(Entries taken from a collection)
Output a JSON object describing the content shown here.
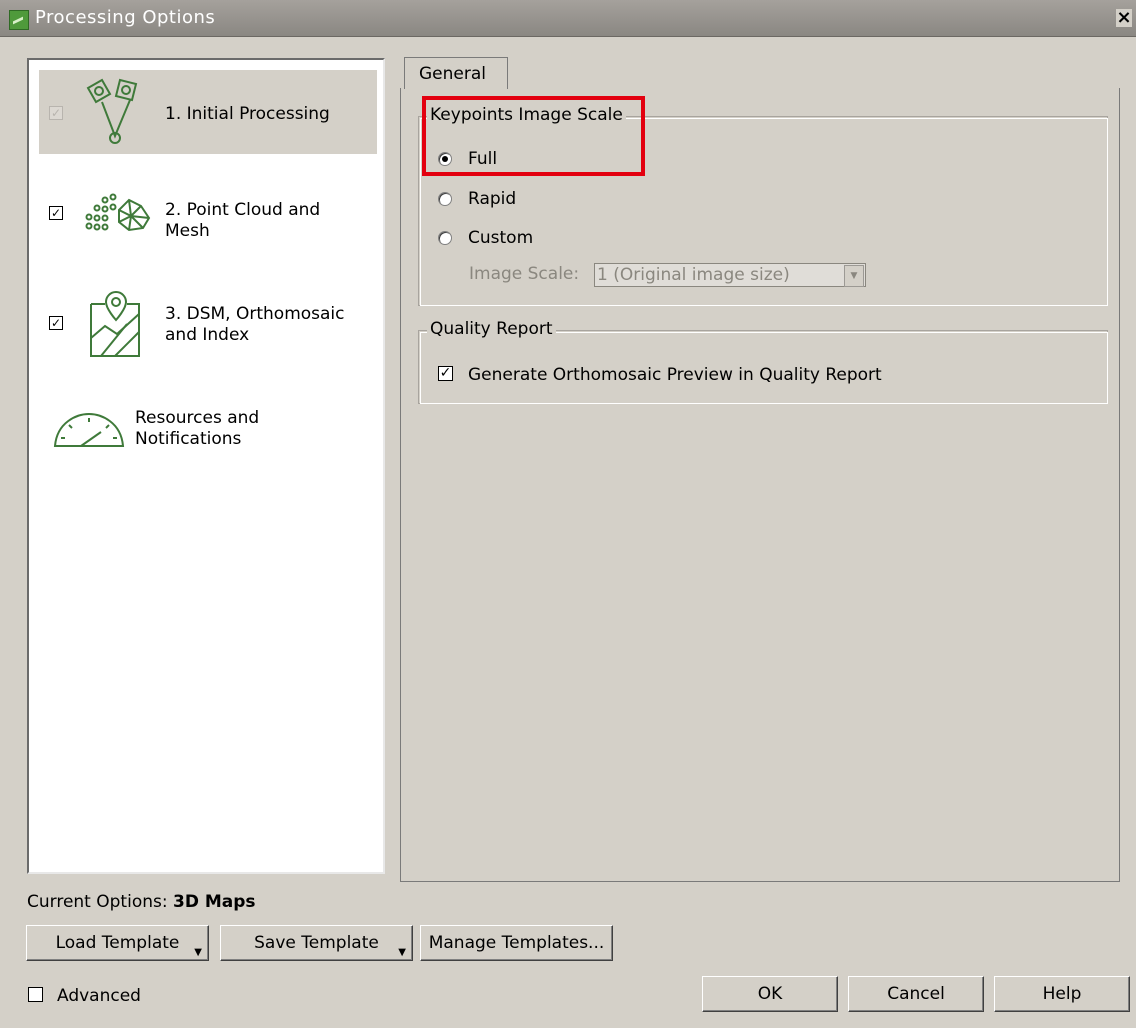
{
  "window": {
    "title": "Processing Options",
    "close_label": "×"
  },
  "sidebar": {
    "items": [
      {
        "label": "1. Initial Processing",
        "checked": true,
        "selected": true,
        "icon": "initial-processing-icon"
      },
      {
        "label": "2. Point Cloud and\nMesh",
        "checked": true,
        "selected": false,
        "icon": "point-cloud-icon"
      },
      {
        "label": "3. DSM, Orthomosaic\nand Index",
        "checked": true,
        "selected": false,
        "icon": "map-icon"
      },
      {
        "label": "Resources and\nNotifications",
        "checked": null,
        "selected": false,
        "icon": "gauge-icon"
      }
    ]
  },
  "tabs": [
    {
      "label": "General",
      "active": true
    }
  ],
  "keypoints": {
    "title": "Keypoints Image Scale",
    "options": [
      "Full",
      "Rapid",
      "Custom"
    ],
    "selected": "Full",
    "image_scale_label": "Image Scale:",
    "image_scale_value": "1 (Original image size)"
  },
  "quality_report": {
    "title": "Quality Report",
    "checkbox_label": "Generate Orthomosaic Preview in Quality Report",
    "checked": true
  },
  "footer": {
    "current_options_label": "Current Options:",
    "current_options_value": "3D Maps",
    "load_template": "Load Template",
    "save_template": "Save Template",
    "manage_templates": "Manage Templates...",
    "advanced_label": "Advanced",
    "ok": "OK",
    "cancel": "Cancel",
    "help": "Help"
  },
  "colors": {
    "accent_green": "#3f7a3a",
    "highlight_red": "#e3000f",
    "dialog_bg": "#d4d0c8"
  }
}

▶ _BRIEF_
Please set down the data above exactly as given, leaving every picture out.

▶ _RESPONSE FOR THIS EXERCISE_
Output a JSON object describing the content shown here.
{
  "window": {
    "title": "Processing Options",
    "close_label": "×"
  },
  "sidebar": {
    "items": [
      {
        "label": "1. Initial Processing",
        "checked": true,
        "selected": true,
        "icon": "initial-processing-icon"
      },
      {
        "label": "2. Point Cloud and\nMesh",
        "checked": true,
        "selected": false,
        "icon": "point-cloud-icon"
      },
      {
        "label": "3. DSM, Orthomosaic\nand Index",
        "checked": true,
        "selected": false,
        "icon": "map-icon"
      },
      {
        "label": "Resources and\nNotifications",
        "checked": null,
        "selected": false,
        "icon": "gauge-icon"
      }
    ]
  },
  "tabs": [
    {
      "label": "General",
      "active": true
    }
  ],
  "keypoints": {
    "title": "Keypoints Image Scale",
    "options": [
      "Full",
      "Rapid",
      "Custom"
    ],
    "selected": "Full",
    "image_scale_label": "Image Scale:",
    "image_scale_value": "1 (Original image size)"
  },
  "quality_report": {
    "title": "Quality Report",
    "checkbox_label": "Generate Orthomosaic Preview in Quality Report",
    "checked": true
  },
  "footer": {
    "current_options_label": "Current Options:",
    "current_options_value": "3D Maps",
    "load_template": "Load Template",
    "save_template": "Save Template",
    "manage_templates": "Manage Templates...",
    "advanced_label": "Advanced",
    "ok": "OK",
    "cancel": "Cancel",
    "help": "Help"
  },
  "colors": {
    "accent_green": "#3f7a3a",
    "highlight_red": "#e3000f",
    "dialog_bg": "#d4d0c8"
  }
}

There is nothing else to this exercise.